The biggest challenge, according to Heather Gasda, CMP, APA’s director of meetings, is that the event is actually three meetings in one — the joint meeting as well as both AIA’s and APA’s own annual meetings. “Each society has its own academic program,” Gasda said, “but we do have a few joint sessions, and all sessions are open to all registrants, regardless of their affiliation.”
Gasda and Andri Cauldwell, AIA’s director of conferences and event planning, expect an increase in attendance over the 2013 meeting’s approximately 2,300 participants in Seattle — even though the event begins right after New Year’s Day. AIA and APA traditionally have chosen early-January dates to minimize the time that attendees — who are mostly professors and researchers — are away during the academic year. “On the plus side, we do tend to get very favorable rates and terms [with those dates],” Gasda said. “We had some concern this year because we start so early, but registrants seem to be liking the idea of spending New Year’s in Chicago.”
Setting up the exhibit hall is another challenge that springs from the early dates, according to Cauldwell. The majority of exhibitors are book publishers, so their freight is heavy and thus expensive to ship. If organizers were to add the extra labor expense that would come with a Jan. 1 setup date, it would likely be prohibitively expensive for many exhibitors. To contain costs, Cauldwell plans instead to set up the hall on the morning of Jan. 2 rather than the day before the show begins.
Organizers were able to secure a good room rate based on the meeting’s dates, but that means that they have specific F&B minimums to meet at the Hyatt Regency, Gasda said. Whereas in previous years receptions might be held at local museums or outside venues, for this meeting most will be contained at the host hotel. Aside from specifically planned receptions and networking events, “The annual meeting tends to have a strong ‘family-reunion’ atmosphere to it,” Gasda said, “so there will be countless receptions and spur-of-the-moment gatherings amongst colleagues and old friends.”

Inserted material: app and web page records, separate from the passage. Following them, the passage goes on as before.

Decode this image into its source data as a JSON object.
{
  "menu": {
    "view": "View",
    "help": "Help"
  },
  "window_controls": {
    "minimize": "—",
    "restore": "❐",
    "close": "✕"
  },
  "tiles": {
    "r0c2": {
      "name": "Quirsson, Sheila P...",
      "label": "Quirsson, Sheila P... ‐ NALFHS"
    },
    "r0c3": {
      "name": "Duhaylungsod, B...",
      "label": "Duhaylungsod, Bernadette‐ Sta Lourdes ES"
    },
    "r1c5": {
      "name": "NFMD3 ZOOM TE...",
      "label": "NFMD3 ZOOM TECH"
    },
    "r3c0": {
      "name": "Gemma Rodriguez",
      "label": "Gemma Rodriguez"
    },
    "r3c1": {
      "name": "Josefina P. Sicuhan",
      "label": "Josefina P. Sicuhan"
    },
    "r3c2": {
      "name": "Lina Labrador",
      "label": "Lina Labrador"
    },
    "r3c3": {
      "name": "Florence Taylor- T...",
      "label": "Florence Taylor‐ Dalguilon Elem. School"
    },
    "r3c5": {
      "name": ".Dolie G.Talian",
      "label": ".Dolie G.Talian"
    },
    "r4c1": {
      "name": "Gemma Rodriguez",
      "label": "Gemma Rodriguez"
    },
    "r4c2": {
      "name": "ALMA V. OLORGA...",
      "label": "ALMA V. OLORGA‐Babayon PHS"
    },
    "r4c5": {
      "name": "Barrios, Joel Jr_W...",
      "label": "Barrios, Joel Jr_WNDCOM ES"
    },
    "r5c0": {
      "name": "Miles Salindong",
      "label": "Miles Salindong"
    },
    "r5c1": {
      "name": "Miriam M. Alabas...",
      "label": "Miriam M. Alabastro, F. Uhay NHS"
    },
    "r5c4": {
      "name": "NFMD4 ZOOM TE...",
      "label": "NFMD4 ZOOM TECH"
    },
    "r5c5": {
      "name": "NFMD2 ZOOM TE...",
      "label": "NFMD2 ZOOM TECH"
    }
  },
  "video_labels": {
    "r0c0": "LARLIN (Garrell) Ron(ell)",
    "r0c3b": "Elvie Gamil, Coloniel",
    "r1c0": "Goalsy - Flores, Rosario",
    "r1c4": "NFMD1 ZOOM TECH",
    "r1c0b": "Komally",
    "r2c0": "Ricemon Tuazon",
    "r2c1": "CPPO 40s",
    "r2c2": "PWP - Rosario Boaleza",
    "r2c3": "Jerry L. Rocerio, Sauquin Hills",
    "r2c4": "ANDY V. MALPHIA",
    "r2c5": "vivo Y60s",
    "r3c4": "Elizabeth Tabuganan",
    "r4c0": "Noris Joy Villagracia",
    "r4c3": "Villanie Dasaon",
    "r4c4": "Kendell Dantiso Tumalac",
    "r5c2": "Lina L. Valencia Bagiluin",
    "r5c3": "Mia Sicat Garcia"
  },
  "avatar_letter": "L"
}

But the most significant initiative is all in a name. The American Philological Association will officially change its name to the Society for Classical Studies at the meeting. Proposed in March 2012 by then-President Jeffrey Henderson, and recently accepted by APA members, the change is intended to better reflect the goals of the organization and to acknowledge that “Classical Studies is a more transparent and comprehensible description of what we do,” President Denis Feeny wrote in a September letter to APA membership. “Classical Studies is also a more all-embracing term for the range of skills and disciplines within our professional domain.”
Convene’s Pre-Con/Post-Con series asks meeting planners about their challenges and how they intend to address them (Pre-Con), and then circles back around after the meeting has occurred (Post-Con) to see how well they worked out.